|In reference to the University of Washington, the project will be conducted almost exclusively “off campus.” Our primary working facility will be the Academik Oparin, a research vessel provided by the Russian Academy of Sciences. The vessel (see below) will serve as a means of transportation to, around, and from the island, and as a source of all meals (prepared by a cook and support staff attached to the vessel), sleeping quarters, and as a floating research laboratory while at sea and when on-site. Large inflatables (“Zodiacs”), equipped with 40- and 90-horsepower outboard engines, will be used to transport equipment and scientists to and from the research vessel. Whenever possible, four-wheel drive Russian military vehicles will be used to move between distant collecting sites.
Just prior to each annual expedition, the Japanese and U.S. teams will converge on Korsakov (the largest sea port on Sakhalin, 42 km south of Yuzhno-Sakhalinsk), where they will join the research vessel carrying members of the Russian team. To the extent possible, sorting, identification, and curation of specimens will be completed, all locality data will be entered into the database, and specimens will be prepared and packaged for shipment to the appropriate institution aboard ship while at sea prior to the termination of each field season. At the termination of each annual expedition, the vessel will again make port at Korsakov, where collections will be unloaded and prepared for transportation to their final destinations.
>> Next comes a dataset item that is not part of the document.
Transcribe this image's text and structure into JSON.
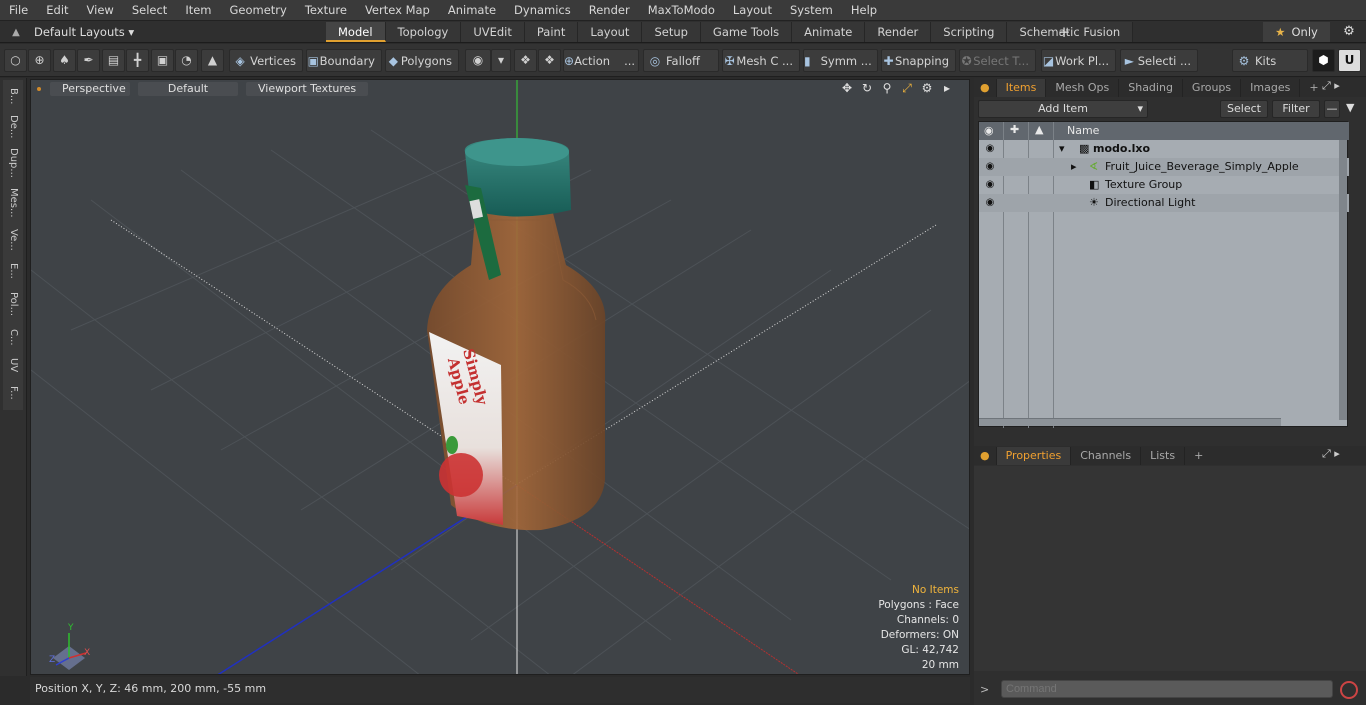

The Russian Academy of Sciences is able to offer several research vessels for our use, but recommends a “4630 Class” of vessels built by Finnish shipyards, for example, the R/V Academik Oparin or R/V Academik M. A. Lavrentiev. At a length of 75.5 m and providing five laboratories and space for 36 scientists, this vessel might at first seem too large. However, our scientific team will consist of at least 34 people, including students and technicians; the ship itself requires a crew of at least 43. The next smaller class of vessels, for example the 68.8-m R/V Professor Bogorov (chartered for our 1994 Kuril Island field season and used again in 1995 and 1997), with only two laboratories and space for 28 scientists, is too small.